Review Summary: You’ll throw up.
Manic Drive started off as a strong heavy rock band with alt-metal, pop-punk, and alt. rock leanings with their first release in 2005, a superb album entitled Reason for Motion. In 2007, they released a further melodic, alt-rock styled album called Reset and Rewind. It included poppier elements than previously, and moderately rid itself of the greater part of Manic’s sonic edge. While it wasn’t god-awful, it wasn’t near as promising as Reason, and you could predict the eventual downfall of Manic. Reset started the downfall, but third release Blue confirmed it. A remix album of sorts, it featured eight tracks from the sophomore outing, and four new tracks. How does this release stack up?
Let me be clear: any hope for Manic is abdicated with this album. While Reset offered a little hope of gaining back a rockier edge, with tracks like Addiction and Obvious, Blue buries this miniscule gem of hope into the ground. Proof can be found in opener Music. While previous openers where album highlights and full of strong energy, Music abandons that with typical violins and synth. Furthermore, the album isn’t quite a remix album, that’s just a fitting title. Rather, they made microscopic changes to songs from Reset, and made four new songs signaling their new direction. What’s the new direction? Shawn has totally thrown away his screaming and gruff vocals, talented guitarist Mike’s enjoyable riffs have taken a back seat to programming elements, former bassist Phil has been dropped from the band, and talented drummer Johnny Dimarco was replaced by less-talented drummer Anthony Moreino. And this has all happened with terrible results.
Ordinarily, standout tracks would fit here. However, there honestly aren’t any.

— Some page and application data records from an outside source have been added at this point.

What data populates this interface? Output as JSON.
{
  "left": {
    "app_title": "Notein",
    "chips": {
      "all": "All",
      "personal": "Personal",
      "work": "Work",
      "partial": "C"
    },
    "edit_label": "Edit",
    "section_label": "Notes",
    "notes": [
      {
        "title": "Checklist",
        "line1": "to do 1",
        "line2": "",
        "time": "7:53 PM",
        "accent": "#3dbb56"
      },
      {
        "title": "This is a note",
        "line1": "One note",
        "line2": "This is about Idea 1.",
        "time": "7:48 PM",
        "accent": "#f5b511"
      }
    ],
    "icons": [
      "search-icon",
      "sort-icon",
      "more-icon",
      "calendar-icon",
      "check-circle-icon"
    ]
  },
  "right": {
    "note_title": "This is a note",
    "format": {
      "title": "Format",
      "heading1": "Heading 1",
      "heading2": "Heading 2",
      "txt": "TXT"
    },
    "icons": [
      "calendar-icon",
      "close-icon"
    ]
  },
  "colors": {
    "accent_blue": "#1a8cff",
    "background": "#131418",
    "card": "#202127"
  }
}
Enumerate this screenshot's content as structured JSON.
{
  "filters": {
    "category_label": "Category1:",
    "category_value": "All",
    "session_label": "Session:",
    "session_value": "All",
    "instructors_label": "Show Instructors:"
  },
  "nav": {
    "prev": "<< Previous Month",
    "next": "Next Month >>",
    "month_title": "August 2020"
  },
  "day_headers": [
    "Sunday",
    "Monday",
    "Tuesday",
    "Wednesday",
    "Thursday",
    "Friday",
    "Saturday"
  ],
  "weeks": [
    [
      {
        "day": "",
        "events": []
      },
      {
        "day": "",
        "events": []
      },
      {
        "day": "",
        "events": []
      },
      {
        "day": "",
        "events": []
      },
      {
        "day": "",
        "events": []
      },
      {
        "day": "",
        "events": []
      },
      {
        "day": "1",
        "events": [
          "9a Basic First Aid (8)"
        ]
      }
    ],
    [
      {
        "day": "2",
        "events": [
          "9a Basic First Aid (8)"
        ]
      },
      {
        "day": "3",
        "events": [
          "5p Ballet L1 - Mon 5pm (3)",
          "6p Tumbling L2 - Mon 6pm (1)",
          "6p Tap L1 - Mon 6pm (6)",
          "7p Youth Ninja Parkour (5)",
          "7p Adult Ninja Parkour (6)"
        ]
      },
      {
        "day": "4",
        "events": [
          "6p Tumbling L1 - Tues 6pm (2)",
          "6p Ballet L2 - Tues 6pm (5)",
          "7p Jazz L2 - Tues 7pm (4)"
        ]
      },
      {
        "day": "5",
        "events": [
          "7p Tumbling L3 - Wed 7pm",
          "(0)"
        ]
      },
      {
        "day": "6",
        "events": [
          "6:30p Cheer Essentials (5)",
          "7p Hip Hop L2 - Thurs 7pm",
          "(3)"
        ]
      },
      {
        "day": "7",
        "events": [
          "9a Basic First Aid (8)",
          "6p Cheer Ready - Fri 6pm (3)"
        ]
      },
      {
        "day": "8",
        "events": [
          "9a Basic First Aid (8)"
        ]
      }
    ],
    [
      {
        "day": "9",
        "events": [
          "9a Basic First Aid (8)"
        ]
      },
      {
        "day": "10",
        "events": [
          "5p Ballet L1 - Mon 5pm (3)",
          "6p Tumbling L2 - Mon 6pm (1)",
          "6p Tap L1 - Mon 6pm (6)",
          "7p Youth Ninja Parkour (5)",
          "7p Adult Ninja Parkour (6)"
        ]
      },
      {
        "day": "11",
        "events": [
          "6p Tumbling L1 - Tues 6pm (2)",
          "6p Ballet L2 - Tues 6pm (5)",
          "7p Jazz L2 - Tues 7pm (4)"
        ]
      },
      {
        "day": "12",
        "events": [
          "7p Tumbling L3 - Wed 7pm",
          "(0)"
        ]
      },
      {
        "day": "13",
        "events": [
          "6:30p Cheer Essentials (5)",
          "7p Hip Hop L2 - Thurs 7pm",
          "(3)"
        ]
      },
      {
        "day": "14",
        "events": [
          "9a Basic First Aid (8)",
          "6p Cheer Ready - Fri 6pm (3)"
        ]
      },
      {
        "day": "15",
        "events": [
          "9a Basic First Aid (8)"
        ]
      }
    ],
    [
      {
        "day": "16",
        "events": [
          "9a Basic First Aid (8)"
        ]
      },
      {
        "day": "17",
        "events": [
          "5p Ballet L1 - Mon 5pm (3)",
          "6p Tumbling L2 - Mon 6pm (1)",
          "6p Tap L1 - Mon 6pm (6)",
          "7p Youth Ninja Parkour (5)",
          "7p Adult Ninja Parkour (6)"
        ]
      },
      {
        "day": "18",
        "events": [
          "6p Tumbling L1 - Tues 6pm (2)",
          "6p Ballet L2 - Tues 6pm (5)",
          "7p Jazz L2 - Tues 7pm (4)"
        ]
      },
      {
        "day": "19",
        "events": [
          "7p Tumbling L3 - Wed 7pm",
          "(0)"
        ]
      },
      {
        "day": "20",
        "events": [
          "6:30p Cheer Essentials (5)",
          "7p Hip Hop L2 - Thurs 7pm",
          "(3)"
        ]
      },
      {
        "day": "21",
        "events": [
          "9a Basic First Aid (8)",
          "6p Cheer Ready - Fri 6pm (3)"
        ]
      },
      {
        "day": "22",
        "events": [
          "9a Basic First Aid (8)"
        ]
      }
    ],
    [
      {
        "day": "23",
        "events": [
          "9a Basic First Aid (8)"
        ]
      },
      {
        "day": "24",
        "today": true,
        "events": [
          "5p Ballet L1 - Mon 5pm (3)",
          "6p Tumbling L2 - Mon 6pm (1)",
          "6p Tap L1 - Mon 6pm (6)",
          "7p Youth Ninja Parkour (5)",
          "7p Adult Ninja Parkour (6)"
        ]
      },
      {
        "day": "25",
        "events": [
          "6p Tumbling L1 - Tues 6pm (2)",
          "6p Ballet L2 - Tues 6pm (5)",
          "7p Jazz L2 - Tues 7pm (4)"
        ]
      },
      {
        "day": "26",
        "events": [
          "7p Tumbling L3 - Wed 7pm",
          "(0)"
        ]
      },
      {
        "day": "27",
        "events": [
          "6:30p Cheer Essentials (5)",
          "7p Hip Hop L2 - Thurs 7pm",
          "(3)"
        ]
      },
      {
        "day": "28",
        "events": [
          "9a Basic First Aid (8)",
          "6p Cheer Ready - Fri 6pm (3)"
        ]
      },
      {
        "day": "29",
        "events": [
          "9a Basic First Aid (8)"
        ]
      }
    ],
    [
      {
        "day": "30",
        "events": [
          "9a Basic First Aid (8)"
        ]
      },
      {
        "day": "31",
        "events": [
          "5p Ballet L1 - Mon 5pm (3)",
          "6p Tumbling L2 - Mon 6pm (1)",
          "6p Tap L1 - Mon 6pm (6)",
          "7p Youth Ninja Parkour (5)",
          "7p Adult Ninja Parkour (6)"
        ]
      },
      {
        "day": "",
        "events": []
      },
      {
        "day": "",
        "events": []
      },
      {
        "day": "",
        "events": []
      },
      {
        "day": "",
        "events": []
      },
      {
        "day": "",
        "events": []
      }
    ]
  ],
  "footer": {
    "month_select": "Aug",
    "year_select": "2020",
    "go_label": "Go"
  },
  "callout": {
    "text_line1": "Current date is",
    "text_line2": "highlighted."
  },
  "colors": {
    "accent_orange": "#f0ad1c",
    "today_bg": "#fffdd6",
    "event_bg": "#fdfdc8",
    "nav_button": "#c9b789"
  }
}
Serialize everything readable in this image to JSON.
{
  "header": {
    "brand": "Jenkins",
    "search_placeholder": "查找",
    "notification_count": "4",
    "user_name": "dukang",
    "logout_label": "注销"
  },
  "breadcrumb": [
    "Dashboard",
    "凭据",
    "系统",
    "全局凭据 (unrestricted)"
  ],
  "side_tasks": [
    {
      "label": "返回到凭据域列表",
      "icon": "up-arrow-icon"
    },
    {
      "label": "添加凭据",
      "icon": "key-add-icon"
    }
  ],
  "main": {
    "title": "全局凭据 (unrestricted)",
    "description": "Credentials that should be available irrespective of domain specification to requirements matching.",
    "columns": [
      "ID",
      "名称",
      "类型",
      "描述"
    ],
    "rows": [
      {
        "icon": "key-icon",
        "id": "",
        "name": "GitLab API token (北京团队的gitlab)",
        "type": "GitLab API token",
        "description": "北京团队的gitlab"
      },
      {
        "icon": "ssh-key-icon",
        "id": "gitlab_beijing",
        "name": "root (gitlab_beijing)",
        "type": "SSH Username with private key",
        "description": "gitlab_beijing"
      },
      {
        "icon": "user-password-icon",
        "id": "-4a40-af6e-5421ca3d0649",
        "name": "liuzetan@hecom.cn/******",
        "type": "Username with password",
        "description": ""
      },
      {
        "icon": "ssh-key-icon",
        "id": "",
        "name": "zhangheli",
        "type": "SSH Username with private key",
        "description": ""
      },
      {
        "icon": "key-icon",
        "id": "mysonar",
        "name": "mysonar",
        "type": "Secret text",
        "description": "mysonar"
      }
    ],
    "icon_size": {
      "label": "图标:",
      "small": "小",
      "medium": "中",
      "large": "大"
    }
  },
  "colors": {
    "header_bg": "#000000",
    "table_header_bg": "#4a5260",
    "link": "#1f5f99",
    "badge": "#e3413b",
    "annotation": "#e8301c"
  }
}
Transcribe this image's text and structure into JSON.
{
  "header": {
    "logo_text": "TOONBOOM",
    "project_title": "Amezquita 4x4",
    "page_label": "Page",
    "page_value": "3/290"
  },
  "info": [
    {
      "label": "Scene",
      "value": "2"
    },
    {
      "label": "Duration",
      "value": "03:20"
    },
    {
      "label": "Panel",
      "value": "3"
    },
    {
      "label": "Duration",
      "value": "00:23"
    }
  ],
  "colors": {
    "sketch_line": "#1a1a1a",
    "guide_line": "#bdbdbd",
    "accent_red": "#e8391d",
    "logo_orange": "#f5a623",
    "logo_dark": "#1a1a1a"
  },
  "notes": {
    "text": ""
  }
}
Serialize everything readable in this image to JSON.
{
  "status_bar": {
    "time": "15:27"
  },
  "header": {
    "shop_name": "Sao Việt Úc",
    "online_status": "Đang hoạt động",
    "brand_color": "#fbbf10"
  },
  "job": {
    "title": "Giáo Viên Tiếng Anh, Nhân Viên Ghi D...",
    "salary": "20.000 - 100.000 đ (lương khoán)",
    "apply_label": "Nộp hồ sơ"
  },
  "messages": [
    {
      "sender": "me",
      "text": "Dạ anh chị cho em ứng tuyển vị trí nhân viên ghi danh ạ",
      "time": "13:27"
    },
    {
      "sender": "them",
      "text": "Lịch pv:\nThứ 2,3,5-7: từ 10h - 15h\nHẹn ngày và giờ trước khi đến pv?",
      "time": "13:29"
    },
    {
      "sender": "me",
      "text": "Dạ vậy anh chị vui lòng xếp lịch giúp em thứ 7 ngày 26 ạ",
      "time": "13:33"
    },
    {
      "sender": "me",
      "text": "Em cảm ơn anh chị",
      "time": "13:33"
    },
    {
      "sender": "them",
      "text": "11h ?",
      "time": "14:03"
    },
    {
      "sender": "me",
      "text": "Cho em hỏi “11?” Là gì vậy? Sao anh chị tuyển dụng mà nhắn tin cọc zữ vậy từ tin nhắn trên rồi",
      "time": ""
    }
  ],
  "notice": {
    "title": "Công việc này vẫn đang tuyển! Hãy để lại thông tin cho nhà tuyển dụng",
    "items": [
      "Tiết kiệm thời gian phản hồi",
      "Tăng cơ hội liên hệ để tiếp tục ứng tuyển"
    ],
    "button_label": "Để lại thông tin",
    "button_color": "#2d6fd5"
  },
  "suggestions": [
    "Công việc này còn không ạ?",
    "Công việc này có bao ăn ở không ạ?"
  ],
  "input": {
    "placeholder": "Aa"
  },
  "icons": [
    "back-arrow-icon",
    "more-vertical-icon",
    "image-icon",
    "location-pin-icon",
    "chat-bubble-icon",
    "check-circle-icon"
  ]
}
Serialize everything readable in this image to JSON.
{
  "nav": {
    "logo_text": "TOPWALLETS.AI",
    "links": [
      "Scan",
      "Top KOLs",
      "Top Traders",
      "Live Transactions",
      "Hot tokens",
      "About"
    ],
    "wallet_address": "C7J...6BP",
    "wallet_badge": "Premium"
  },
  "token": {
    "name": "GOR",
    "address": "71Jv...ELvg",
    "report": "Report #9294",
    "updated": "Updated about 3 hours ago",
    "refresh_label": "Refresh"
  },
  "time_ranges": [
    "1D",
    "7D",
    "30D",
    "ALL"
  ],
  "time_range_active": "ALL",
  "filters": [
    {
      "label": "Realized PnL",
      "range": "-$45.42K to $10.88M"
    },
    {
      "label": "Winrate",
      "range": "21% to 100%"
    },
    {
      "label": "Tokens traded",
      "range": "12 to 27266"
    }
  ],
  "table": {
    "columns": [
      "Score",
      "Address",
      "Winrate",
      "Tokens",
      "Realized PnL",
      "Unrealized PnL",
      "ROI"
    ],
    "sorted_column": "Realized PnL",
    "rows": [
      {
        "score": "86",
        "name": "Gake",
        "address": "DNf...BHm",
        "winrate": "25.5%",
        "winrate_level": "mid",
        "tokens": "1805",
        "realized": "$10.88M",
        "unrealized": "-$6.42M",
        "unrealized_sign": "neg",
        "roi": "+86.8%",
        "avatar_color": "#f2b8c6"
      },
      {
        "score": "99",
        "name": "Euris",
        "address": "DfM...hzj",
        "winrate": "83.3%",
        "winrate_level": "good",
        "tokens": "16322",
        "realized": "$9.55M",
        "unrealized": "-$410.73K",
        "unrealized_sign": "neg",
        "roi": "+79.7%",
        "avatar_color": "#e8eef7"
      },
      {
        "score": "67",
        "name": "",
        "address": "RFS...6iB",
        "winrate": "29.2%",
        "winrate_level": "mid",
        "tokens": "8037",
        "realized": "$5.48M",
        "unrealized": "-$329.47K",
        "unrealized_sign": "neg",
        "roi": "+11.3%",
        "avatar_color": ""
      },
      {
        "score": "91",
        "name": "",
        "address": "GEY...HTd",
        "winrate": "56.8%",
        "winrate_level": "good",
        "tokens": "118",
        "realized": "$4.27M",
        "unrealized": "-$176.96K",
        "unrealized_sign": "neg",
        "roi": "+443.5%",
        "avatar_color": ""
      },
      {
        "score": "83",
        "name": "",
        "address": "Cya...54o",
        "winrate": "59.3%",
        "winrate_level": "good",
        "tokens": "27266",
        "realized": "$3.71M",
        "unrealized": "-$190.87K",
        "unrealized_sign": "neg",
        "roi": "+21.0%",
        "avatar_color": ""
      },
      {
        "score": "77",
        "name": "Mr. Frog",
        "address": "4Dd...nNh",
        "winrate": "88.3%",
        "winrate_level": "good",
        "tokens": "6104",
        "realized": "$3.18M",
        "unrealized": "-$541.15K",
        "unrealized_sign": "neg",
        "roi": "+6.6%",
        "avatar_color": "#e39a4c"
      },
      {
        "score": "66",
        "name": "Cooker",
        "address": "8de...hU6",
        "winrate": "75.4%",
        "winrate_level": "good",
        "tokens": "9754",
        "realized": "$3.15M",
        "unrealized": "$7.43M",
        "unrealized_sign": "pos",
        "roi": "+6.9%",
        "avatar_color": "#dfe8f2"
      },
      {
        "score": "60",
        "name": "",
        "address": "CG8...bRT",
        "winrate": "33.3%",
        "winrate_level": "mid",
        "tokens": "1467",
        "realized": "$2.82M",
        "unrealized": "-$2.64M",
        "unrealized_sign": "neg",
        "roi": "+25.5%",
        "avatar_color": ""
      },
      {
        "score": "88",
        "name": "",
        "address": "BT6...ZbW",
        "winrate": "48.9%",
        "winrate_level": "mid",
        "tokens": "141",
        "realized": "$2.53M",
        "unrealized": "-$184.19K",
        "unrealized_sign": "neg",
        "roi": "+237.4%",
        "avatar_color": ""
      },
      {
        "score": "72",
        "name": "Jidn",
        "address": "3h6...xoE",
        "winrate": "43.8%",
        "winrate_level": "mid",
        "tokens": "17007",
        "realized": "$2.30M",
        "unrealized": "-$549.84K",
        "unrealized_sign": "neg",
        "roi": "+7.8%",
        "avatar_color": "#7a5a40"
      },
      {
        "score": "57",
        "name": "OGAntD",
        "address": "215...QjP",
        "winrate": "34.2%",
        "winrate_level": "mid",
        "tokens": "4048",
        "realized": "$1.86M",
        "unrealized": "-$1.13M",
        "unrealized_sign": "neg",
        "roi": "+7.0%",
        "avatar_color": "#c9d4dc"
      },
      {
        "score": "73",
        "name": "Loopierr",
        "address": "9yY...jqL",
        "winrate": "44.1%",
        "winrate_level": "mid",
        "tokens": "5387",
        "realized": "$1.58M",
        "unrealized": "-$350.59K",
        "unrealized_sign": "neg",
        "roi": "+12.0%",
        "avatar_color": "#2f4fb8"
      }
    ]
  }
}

While Walls tries to retain a rock edge, what with its high energy feel and one guitar riff, the overusage of synthesizer and the generic lyrical content prevent that. Carry-over track Blue still sounds alright, but it's one of the only positives. The other item that could somewhat be considered satisfying is that, whoever did bass on this album, it’s partially further surfaced than it was on the previous two records. The redone earlier tracks don’t sound any better, or undoubtedly any different, and an EP would’ve been a better choice for this release, which was probably nothing more than a cash grab.
Speaking of cash grab, Manic Drive did succeed with that: they now have a legion of fans who hate the band’s roots and prefer their generic idiocy. Everything about Manic now screams cash grab: observe at the cover art of the album, listen to the new tracks, and read the lyrics. Speaking of lyrics, they’ve forgone the honest and blunt lyrics from Reason and the cleverly-written lyrics from the majority of Reset in favor of this: Christian contemporary fare, and party band fare. On Music, lyrics describe "bringing the stage to life" and the fact that "nobody takes the soul out of me." There's also the typical "turn the music higher" shoutout. The most embarassing thing, though, is the fact that Manic refers to this song as "rock n' roll." The intro to Walls is filled with "yeahs", while the chorus contains: "you can never stop it from coming, cause there's something going down, these walls are coming down" and there's a verse that goes "can we practice what we preach, and turn these fists into hands that preach." Yes, this has all been beaten over the head.
Here’s what Manic has managed to “accomplish” with this release: screw over all their loyal fans by releasing a commercial crap album that sounds manufactured by an autotuned robot whose powers was ruining considerable alt-rock/heavier rock bands. Manic Drive would barely be deserving of a second chance if they played their heavier songs live, but after suffering through a recorded live show, it seems they want to bury the enjoyable days of Manic. Whether you are a Manic Drive fan or not, don’t buy this. If you are a fan, it’ll just piss you off. If you aren’t a fan, and you want some music with substance, you’ll throw up.